Wednesday, 17 October 2018

Aerial Shots of a Rosy Starling in Timperley, Greater Manchester


A housing estate in Greater Manchester is not the normal place I'd choose to go birding, but when the opportunity of a lifer nearby appears, I'll go almost anywhere.  It's funny how many rare birds are now turning up in people's gardens on ordinary suburban streets, but I guess it down to the amount of bird feeders and food available.  This one is a Rosy Starling.


I must say right away that I hate walking down a street with a pair of binoculars and sometimes a scope or a camera with a big lens.  It really does feel like an invasion of privacy of the people who live there.  I don't think I'd like it very much if someone was staring up at my house with a scope or camera, but most of the rimes I've done the people have been very amenable and keen to know about what we're all looking at.
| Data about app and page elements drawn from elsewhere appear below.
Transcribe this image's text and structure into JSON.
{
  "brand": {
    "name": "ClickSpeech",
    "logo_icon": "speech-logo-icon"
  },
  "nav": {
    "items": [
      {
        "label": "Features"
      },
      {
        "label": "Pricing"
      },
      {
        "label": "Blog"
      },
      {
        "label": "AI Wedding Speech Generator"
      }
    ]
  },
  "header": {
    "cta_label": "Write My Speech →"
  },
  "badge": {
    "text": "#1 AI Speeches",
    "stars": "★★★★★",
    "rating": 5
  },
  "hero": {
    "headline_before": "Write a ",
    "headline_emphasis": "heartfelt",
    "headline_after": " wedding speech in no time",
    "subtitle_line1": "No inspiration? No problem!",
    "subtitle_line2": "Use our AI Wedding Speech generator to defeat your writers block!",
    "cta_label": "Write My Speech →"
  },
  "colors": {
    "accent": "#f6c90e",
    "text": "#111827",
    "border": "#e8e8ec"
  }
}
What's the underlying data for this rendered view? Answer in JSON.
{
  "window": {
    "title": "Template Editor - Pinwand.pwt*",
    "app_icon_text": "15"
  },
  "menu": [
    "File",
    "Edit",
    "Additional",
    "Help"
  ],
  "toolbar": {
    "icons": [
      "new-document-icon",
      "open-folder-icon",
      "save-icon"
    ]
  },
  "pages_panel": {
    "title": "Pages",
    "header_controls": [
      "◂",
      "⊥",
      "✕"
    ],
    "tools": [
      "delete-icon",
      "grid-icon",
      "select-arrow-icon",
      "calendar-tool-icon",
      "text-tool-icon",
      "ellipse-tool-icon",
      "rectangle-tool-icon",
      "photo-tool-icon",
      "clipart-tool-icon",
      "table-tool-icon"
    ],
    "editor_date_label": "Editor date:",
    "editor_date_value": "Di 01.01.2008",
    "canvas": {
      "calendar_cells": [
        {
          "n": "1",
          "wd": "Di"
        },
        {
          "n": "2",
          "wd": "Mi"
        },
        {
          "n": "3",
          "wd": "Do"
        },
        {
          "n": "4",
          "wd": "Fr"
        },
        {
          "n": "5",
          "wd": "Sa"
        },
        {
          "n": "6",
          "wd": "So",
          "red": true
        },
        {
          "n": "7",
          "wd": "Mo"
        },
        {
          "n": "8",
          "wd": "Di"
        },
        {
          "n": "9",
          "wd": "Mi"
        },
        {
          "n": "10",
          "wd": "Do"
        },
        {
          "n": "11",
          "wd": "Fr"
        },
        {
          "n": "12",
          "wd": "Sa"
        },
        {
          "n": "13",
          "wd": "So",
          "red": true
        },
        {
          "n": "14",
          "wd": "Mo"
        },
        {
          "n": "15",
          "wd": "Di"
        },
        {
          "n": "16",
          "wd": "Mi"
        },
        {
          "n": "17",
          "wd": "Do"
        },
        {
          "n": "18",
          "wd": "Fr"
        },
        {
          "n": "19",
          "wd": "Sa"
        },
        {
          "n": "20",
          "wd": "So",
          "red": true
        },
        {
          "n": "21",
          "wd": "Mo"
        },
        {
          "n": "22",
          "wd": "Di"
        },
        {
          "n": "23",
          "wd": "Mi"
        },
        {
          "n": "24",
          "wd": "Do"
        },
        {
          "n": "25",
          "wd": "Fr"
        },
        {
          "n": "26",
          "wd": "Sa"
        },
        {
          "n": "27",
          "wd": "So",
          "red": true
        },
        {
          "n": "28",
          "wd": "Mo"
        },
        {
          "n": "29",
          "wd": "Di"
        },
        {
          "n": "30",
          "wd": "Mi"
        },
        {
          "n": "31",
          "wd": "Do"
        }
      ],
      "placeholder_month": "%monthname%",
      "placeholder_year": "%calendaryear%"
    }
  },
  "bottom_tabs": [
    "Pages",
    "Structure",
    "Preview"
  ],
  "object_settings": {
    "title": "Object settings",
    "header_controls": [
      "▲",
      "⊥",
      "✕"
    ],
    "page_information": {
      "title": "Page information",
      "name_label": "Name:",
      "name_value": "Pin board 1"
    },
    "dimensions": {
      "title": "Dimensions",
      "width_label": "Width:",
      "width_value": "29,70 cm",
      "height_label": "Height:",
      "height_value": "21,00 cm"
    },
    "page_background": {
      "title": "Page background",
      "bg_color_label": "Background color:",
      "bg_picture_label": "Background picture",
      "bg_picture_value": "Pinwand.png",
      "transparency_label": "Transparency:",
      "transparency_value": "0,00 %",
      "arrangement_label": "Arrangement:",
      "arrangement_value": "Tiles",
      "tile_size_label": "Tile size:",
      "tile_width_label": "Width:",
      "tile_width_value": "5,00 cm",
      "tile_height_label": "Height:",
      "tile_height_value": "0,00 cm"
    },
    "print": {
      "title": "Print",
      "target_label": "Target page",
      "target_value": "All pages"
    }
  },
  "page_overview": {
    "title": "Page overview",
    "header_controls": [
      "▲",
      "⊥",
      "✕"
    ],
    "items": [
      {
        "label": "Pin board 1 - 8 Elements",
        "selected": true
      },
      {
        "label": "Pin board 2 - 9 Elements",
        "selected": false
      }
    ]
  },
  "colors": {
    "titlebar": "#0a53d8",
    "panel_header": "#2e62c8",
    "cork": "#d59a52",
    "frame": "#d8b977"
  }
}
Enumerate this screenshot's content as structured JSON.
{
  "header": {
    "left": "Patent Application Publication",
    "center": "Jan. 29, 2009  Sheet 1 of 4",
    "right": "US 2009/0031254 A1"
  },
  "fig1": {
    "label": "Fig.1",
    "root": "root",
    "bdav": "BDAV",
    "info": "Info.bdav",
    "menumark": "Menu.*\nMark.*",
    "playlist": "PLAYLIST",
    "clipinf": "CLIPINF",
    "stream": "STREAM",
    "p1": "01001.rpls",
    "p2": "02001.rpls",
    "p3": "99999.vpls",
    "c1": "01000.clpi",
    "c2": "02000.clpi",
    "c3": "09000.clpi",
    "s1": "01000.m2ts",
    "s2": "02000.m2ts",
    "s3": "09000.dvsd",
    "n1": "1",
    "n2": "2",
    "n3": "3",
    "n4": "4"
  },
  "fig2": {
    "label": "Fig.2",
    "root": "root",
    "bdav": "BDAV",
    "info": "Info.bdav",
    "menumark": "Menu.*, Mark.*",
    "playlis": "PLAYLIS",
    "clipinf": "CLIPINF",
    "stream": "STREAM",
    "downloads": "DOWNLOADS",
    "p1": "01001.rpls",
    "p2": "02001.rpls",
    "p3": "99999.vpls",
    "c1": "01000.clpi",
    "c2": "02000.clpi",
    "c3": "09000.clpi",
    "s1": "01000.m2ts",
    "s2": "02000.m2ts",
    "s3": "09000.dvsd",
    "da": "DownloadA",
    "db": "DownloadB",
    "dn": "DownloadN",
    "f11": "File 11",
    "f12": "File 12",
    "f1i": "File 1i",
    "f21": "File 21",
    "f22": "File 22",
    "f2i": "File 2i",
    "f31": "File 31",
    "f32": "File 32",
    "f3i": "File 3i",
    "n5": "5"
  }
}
The bird used to be called a Rose-coloured Starling and many birders still refer to it by this name.  Either that or they call it the Fawn Yawn and I suppose this is down to its juvenile plumage coloration.  It hasn't yet attained the fine black and pink colours which give the adult bird its name as well as the alternative name, Pink Stink.  What has this poor bird done to deserve such disrespect!

So there we have it - a Life, Year and Greater Manchester tick all in one visit.  Well pleased!


Sunday, 14 October 2018

Note to Self

Write up the following trips:
  • Adventures in a Birdmobile Presentation - 30/11/18
  • LOS Trip to mid-Lancs - 24/11/18
  • Sprotbrough Flash and Old Moor - 19/11/18
  • Lunt - 17/11/18
  • Parkgate and Neston - 8/11/18
  • Burton Mere and Neston 2/11/18
  • Spurn 31/10/18
  • Marshside and Lunt 28/10/18
  • Hilbre Island and Little Neston 27/10/18
  • Denbigh and Wirral 19/22/10/18
  • Rosy Starling 17/25/10/18
  • Leighton Moss  - 10/10/18
  • Mull September 2018
  • Skippool Creek - 19/9/18
  • Marshside - 15/9/18
  • Marshside - 7/9/18

Saturday, 13 October 2018

Not a Great White Egret

With the prospect of adding a new bird to my Greater Manchester Life list, I set off fo Pennington Flash mid-morning in search of the Great White Egret which had been present since yesterday.  This is the second time I've heard of one in Greater Manchester and I had the same result today as I did last time - dip.  The bird had been present in earlier in the morning but apparently had flown an hour or so before I arrived.  It seems the local Grey Herons were giving it a bit of gyp.

So you can only take photographs of what's there, and that's what I did.